Frequent sauna use (4 to 7 times per week) when compared with only one session per week was associated with approximately 62% reduced risk of incident stroke.
The study stated “in order to reduce risk of adverse cardiovascular outcomes it is recommended to combine regular exercise with sauna bathing”.
“Hormesis” – the role of recovery and stress adaptation
Hormesis represents the positive and beneficial physiological effects of exposing yourself to various mild stressors and toxins. The dosage of the stress is important. Some is good but too much is not.
The autonomic nervous system (ANS) is the one that is in control of stress. On one side of ANS we have the sympathetic (fight or flight) nervous system and on the other side is the parasympathetic (rest and digest) nervous system. How fast we can switch from one to another depends on our hormesis.
Alternating between sauna and the cold plunge pool (or the ice room/cold shower) can help in balancing hormesis and can be your detoxification secret weapon.
Spending several minutes in the sauna and then going to the cold plunge pool for 30-60 seconds or rubbing ice on the body in the ice room and repeating this for 4-5 times can significantly boost circulations and help to achieve hormesis.

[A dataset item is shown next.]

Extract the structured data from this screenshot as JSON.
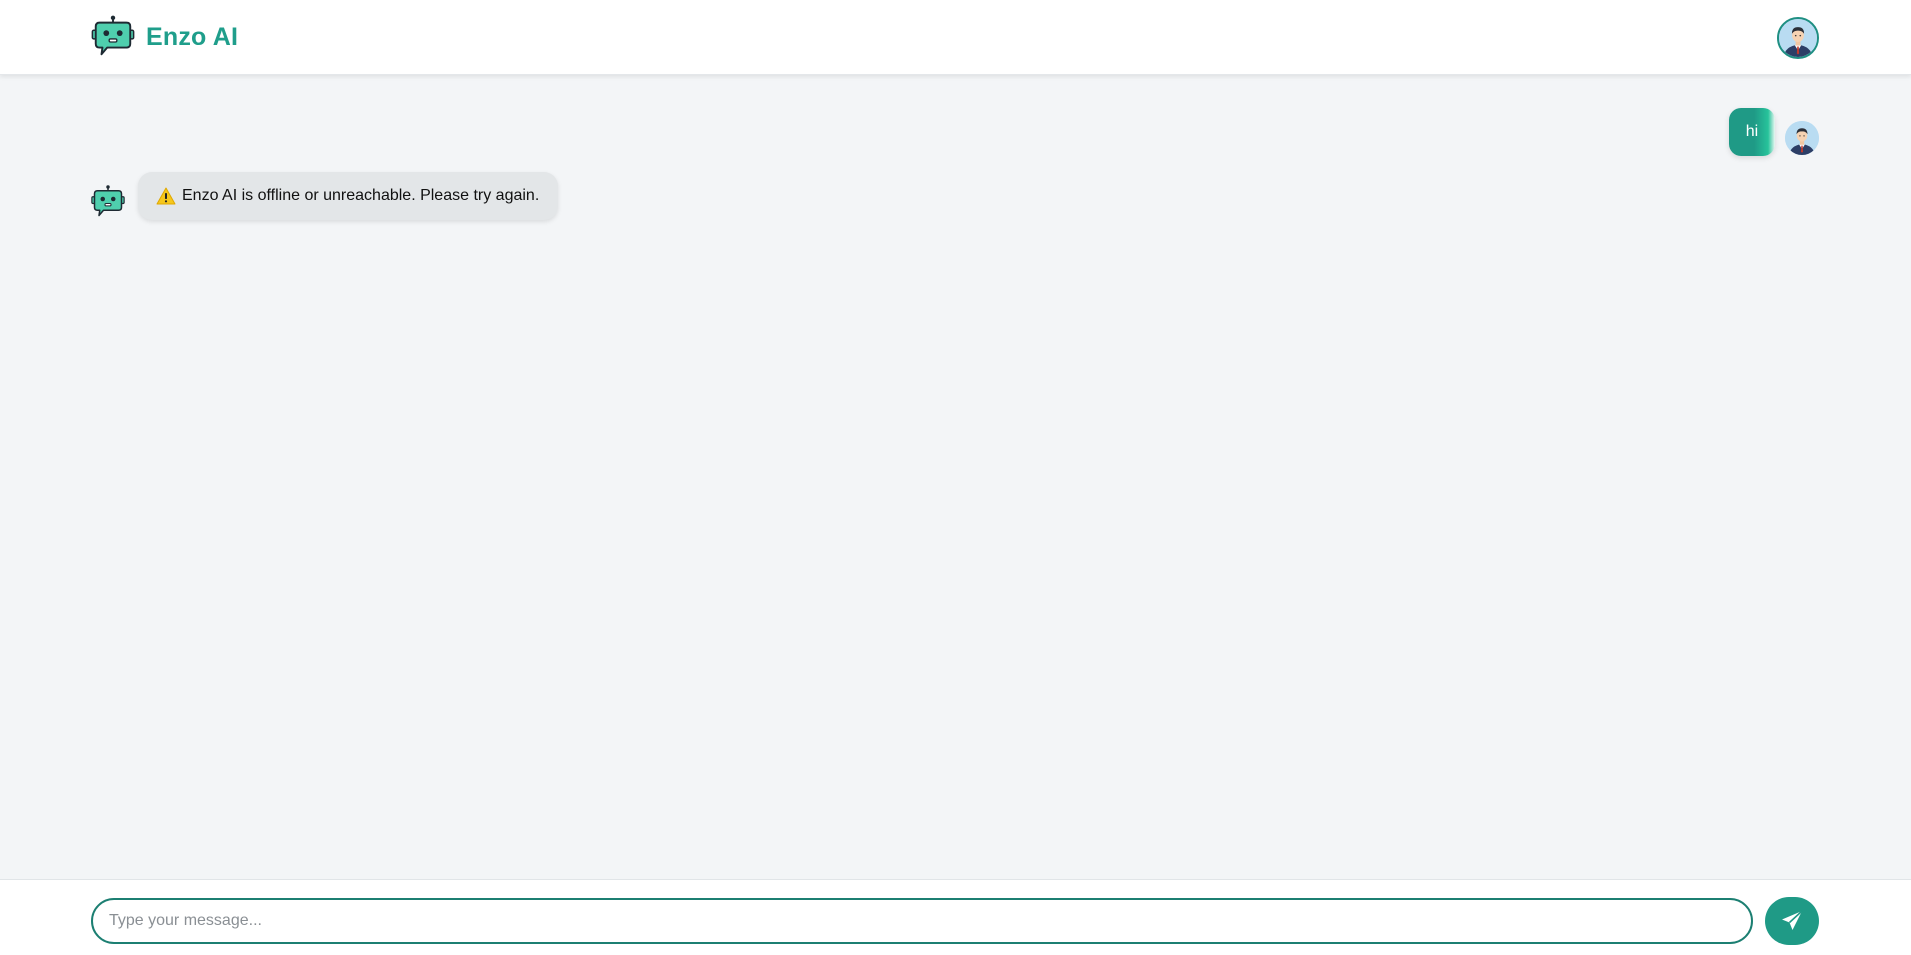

The duration doesn’t need to be too long. Short burst of mild stress can get you out of the comfort zone to improve overall health and longevity.
Restore electrolyte balance
I am sure after reading this article you will start to use sauna more often. Improving your cardiovascular health, achieving hormesis and detoxification are just some of the benefits that sauna can offer. However, excessive sweating can also deplete electrolytes in the body.
If you ever felt light headed from staying too long in the sauna, it might be because the body was very low in electrolytes like potassium, sodium, magnesium, calcium, and others.
In order to avoid this, make sure you drink plenty of water after the sauna or take an electrolyte powder blend to restore what you’ve lost.
Enjoy the health benefits of using a sauna
Blog post by Zack Rajcevic.
Zeljko Rajcevic or “Zack” is our Operations Manager at West Wood Club, Sandymount
Zack’s passion in life is health and fitness. Zac’s spends most of his spare time outside work studying and researching the science of diet and fitness training. He also loves to write about all things health and fitness.
Zack’s favourite quote is from Charles Poliquin, “if you are not ashamed of your knowledge from a year ago, you didn’t learn anything”
REFERENCES – Benefits of using a sauna
1. Paul Saladino M.D. – book “Carnivore code” – Hormesis
2. Dr Ben Lynch – book “Dirty genes” – Detoxification
3. Dr James Dinicolantonio – book “The salt fix” – Electrolyte balance